"""

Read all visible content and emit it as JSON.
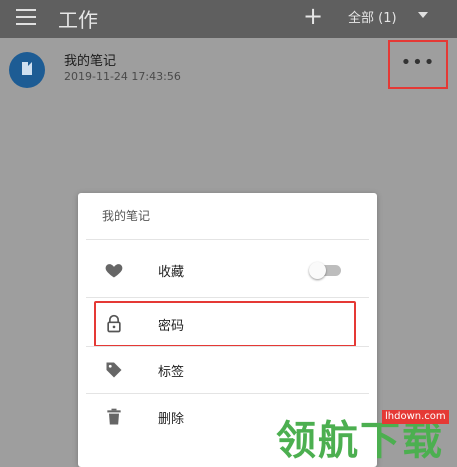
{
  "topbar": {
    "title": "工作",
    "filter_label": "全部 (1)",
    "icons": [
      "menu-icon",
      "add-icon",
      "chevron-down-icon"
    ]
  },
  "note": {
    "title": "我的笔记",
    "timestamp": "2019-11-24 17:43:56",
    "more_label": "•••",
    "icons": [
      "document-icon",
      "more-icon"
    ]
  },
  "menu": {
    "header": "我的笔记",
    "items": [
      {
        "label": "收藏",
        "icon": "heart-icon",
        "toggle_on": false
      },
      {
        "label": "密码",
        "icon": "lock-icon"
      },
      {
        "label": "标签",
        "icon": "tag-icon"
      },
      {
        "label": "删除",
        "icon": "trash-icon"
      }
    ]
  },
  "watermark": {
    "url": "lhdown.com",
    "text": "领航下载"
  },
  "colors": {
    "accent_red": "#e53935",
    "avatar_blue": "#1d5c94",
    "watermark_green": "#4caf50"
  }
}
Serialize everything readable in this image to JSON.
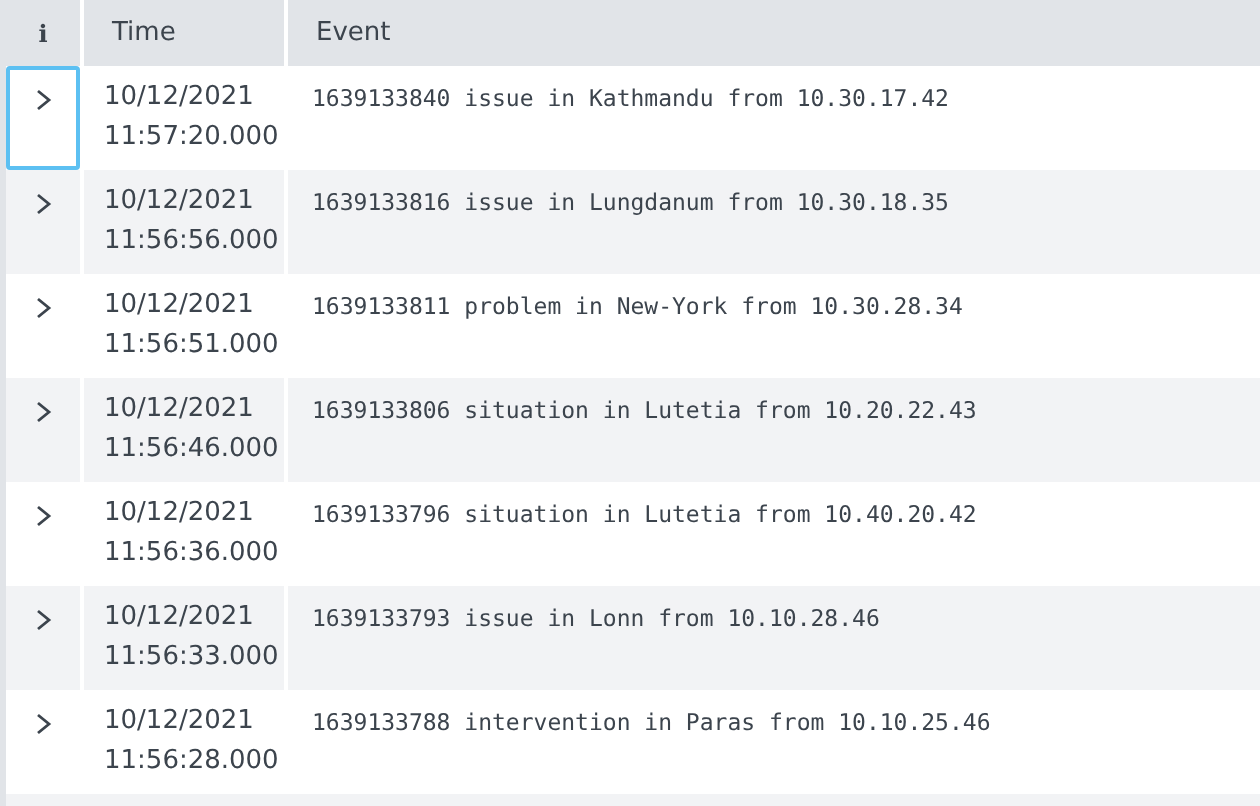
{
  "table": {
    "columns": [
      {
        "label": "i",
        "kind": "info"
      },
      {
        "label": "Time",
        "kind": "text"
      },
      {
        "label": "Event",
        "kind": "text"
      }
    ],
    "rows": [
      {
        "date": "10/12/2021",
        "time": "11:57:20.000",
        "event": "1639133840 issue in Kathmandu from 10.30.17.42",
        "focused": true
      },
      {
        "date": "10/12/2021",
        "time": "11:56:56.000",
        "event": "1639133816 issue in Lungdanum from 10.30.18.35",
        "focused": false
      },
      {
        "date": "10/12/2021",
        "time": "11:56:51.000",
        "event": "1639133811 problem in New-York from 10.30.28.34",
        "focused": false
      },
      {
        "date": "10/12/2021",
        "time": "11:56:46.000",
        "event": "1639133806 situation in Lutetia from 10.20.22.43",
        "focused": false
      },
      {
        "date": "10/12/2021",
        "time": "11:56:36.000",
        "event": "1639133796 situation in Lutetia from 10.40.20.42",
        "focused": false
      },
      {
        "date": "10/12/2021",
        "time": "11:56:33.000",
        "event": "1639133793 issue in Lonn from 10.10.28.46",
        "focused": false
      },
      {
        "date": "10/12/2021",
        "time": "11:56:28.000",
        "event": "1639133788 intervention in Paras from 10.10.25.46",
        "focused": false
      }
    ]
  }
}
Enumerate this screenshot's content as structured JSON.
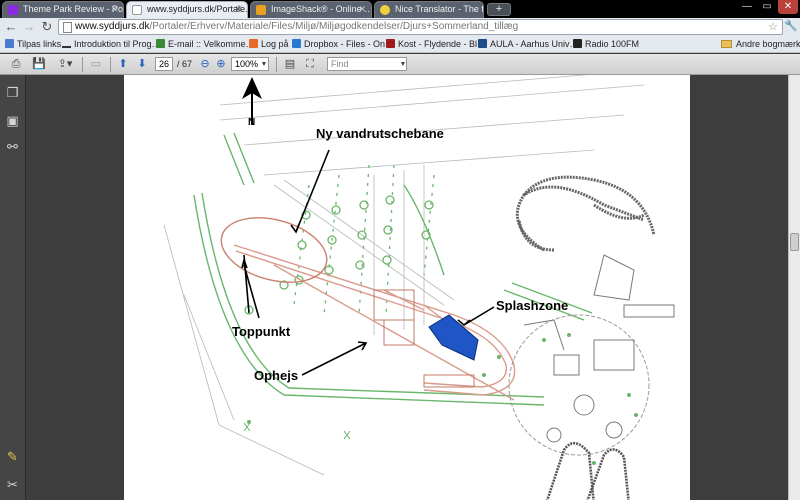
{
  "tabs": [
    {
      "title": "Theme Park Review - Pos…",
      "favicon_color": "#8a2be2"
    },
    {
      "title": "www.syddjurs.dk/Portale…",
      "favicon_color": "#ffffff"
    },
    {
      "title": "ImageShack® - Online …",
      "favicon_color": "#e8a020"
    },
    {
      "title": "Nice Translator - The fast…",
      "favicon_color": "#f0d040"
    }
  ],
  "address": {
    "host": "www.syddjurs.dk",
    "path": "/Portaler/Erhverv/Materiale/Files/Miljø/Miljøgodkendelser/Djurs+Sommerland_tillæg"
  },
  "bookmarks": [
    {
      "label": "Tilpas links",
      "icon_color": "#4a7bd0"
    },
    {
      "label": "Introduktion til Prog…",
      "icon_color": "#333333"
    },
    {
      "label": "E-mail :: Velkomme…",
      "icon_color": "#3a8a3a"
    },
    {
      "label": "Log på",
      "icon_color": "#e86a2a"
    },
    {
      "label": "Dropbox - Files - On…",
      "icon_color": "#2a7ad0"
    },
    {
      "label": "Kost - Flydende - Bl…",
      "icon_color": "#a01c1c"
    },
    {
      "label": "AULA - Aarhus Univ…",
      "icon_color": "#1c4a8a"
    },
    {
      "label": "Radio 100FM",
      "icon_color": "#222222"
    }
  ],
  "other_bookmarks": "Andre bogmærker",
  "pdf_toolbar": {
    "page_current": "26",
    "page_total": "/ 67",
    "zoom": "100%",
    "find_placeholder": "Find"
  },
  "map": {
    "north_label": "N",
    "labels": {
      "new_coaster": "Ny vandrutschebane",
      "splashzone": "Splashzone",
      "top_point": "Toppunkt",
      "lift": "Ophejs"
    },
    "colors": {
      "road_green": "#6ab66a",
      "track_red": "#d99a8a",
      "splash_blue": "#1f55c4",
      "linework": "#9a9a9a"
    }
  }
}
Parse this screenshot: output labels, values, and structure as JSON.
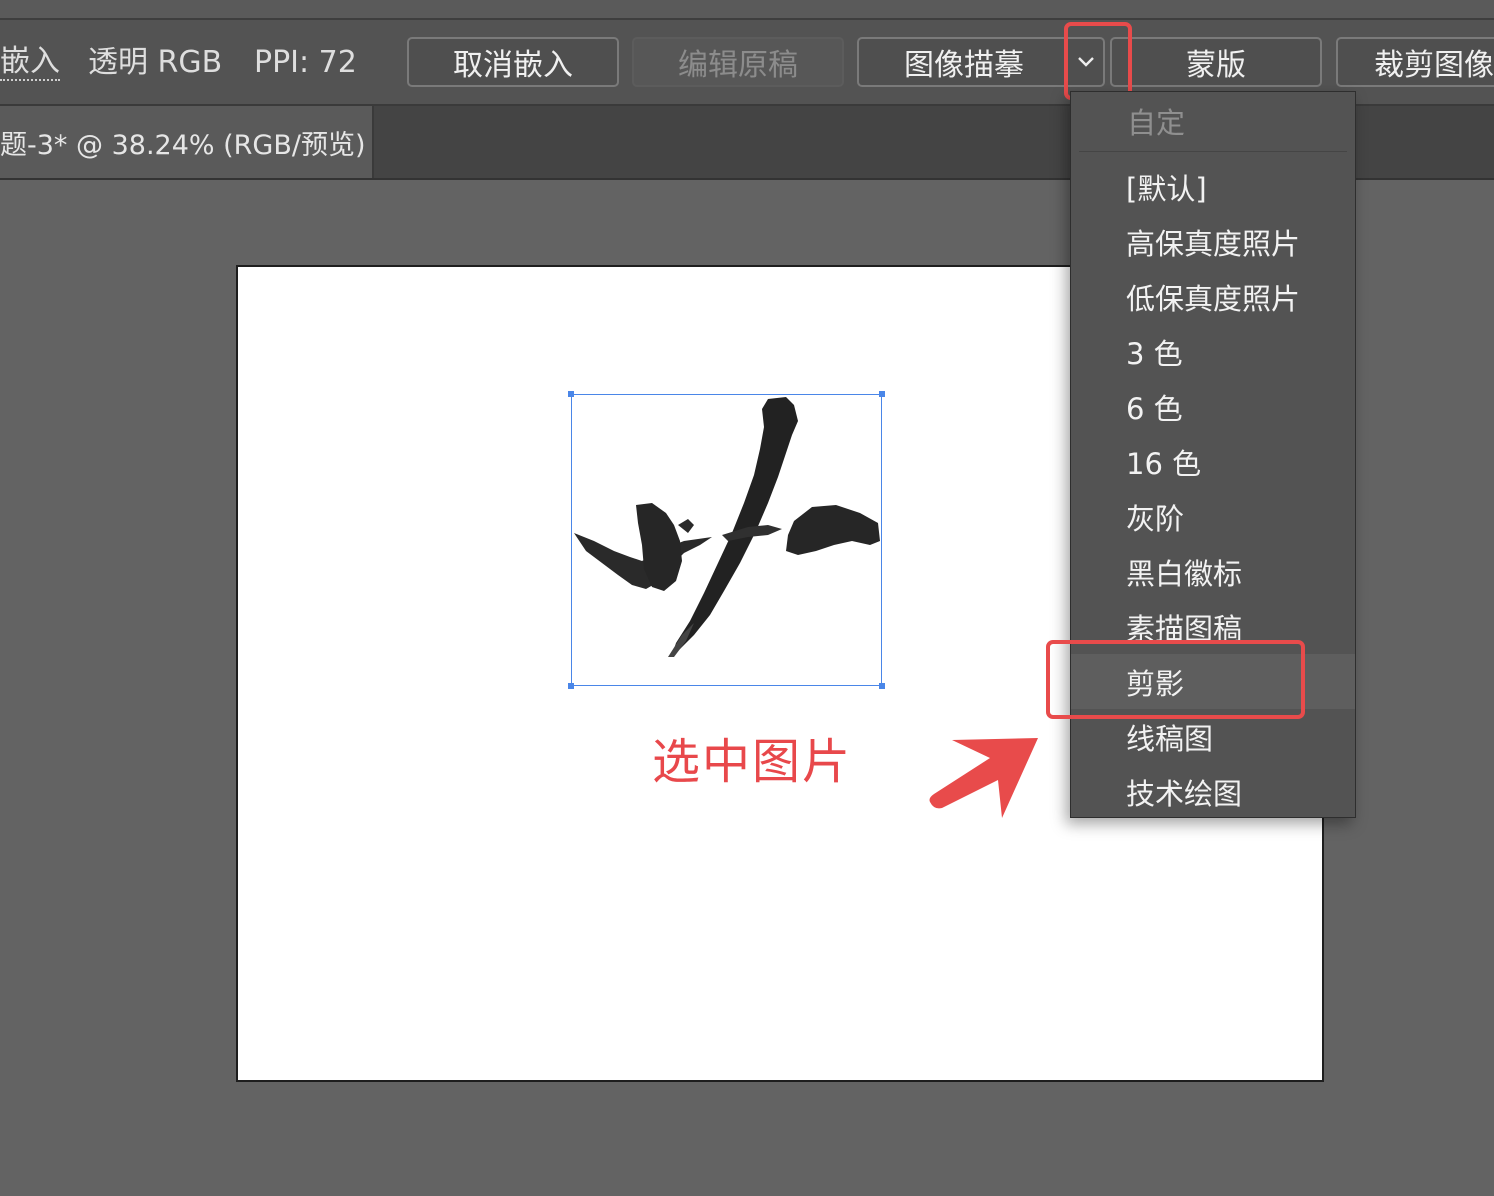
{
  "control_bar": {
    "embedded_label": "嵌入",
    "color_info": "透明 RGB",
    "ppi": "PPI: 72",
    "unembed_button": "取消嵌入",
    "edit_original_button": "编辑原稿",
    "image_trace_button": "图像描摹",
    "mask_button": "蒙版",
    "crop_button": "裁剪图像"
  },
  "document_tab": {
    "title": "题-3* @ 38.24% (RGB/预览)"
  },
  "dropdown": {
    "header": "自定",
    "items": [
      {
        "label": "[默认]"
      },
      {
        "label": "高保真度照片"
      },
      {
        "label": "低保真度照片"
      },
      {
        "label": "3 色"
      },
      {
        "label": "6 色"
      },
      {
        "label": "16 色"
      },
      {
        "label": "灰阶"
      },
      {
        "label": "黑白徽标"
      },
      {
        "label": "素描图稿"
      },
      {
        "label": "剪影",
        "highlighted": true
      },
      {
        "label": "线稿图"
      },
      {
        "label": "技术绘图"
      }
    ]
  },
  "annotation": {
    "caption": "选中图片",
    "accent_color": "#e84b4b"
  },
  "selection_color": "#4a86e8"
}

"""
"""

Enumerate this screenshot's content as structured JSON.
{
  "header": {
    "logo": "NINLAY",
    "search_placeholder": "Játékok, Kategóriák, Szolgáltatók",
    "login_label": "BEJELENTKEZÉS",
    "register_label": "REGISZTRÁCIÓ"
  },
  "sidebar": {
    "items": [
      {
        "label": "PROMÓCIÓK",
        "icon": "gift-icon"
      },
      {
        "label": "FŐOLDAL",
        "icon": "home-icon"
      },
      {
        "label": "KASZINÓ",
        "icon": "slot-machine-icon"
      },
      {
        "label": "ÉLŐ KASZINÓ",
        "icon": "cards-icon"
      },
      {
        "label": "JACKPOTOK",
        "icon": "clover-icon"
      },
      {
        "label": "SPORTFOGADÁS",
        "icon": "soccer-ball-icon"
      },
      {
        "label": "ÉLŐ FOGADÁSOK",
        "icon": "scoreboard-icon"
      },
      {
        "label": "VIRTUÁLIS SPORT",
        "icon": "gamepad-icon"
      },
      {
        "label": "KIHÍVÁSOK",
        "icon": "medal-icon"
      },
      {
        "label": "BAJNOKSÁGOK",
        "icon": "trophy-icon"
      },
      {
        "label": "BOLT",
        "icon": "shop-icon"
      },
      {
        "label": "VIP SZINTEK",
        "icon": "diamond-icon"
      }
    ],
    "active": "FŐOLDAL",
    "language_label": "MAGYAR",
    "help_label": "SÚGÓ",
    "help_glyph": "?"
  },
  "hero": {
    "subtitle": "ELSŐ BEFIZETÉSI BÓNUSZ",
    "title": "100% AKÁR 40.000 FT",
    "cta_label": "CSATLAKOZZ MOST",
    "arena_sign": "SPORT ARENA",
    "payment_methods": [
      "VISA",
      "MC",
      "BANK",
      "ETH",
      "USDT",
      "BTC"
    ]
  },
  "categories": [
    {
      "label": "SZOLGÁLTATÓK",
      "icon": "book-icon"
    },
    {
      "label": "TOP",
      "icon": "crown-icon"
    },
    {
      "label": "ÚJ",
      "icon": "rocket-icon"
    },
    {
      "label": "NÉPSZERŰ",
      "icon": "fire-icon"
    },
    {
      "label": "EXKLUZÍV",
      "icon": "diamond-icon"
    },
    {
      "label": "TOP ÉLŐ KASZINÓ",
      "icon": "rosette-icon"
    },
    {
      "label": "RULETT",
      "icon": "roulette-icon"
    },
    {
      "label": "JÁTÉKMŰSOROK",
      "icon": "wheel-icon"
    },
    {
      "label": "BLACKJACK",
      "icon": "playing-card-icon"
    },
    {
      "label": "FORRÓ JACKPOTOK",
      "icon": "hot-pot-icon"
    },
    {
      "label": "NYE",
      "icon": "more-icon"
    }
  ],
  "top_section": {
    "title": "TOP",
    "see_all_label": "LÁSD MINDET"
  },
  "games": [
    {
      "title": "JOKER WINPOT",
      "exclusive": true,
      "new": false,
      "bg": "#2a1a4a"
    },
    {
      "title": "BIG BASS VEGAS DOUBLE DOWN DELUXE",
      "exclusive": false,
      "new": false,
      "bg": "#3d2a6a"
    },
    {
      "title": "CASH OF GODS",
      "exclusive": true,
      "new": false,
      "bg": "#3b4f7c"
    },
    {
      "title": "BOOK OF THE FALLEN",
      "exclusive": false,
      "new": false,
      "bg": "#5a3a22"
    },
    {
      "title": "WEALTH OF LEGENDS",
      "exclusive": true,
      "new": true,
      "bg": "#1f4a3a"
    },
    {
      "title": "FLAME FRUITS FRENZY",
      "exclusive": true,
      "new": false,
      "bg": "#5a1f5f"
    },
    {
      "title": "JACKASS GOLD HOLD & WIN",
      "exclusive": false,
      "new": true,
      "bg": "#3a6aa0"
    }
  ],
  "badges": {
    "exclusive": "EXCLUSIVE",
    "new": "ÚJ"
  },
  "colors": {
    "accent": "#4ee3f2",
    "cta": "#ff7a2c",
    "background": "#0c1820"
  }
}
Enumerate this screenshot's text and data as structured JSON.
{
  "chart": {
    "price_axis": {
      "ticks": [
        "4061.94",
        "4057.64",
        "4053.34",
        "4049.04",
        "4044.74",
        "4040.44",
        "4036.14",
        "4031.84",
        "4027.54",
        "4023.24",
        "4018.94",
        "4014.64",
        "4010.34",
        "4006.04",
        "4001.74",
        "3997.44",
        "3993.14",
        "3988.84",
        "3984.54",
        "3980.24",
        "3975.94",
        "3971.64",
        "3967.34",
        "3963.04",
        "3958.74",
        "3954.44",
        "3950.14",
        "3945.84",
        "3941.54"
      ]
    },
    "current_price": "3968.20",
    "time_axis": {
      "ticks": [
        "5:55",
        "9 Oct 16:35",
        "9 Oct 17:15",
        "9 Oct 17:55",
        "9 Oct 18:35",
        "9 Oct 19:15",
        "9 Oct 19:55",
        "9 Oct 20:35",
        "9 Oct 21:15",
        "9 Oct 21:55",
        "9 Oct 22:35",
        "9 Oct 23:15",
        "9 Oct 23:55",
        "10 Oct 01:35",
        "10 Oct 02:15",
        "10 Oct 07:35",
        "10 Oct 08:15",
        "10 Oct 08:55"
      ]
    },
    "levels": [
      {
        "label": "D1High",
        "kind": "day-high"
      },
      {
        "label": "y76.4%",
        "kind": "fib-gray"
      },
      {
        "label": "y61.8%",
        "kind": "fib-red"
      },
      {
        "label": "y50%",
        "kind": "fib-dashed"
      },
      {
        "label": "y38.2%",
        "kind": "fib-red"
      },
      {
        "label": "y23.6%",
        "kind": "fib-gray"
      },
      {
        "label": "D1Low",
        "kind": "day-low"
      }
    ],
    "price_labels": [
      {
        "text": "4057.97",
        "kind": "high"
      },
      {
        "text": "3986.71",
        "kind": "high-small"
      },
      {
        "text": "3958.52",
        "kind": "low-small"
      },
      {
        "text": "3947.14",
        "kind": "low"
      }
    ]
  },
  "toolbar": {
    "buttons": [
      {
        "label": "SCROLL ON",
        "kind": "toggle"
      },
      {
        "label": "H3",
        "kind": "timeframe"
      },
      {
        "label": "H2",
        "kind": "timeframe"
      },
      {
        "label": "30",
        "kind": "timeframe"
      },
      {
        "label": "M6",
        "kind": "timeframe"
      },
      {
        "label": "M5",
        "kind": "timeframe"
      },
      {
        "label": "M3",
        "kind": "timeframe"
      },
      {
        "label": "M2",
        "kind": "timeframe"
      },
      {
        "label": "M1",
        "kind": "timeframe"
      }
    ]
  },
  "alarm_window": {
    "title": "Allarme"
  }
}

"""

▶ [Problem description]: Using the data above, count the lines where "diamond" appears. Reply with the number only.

▶ [Exercise solution]: 2